» Supplied records
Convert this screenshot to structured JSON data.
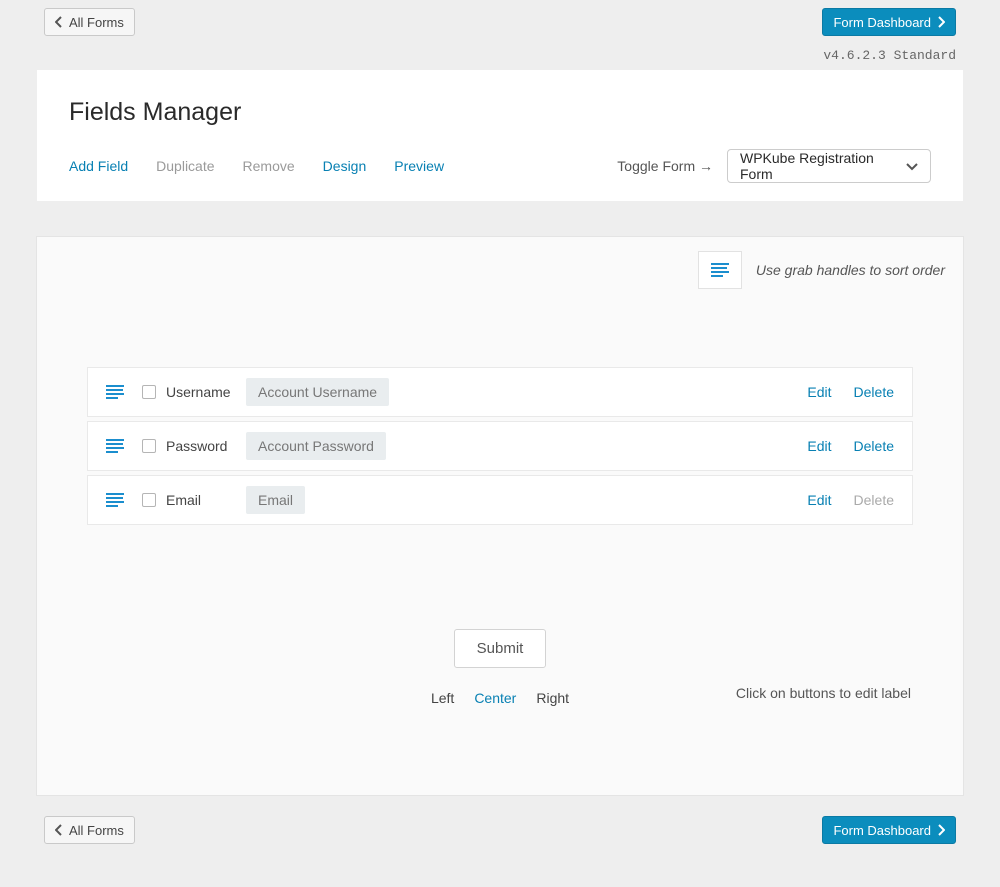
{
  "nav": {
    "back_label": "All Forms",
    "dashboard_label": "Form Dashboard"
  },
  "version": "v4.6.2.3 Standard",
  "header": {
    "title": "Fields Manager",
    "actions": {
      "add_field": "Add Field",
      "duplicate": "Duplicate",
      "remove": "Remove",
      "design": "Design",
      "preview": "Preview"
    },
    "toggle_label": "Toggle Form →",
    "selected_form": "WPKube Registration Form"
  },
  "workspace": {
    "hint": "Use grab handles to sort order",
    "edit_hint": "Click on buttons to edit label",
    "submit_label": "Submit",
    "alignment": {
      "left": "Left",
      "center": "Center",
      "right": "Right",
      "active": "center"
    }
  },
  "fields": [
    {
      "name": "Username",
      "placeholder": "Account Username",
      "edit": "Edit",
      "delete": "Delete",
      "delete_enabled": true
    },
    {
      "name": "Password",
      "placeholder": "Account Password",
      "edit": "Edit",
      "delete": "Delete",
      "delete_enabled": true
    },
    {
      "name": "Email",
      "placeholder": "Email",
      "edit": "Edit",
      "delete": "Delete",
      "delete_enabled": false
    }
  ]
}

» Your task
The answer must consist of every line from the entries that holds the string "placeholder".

» Final answer
      "placeholder": "Account Username",
      "placeholder": "Account Password",
      "placeholder": "Email",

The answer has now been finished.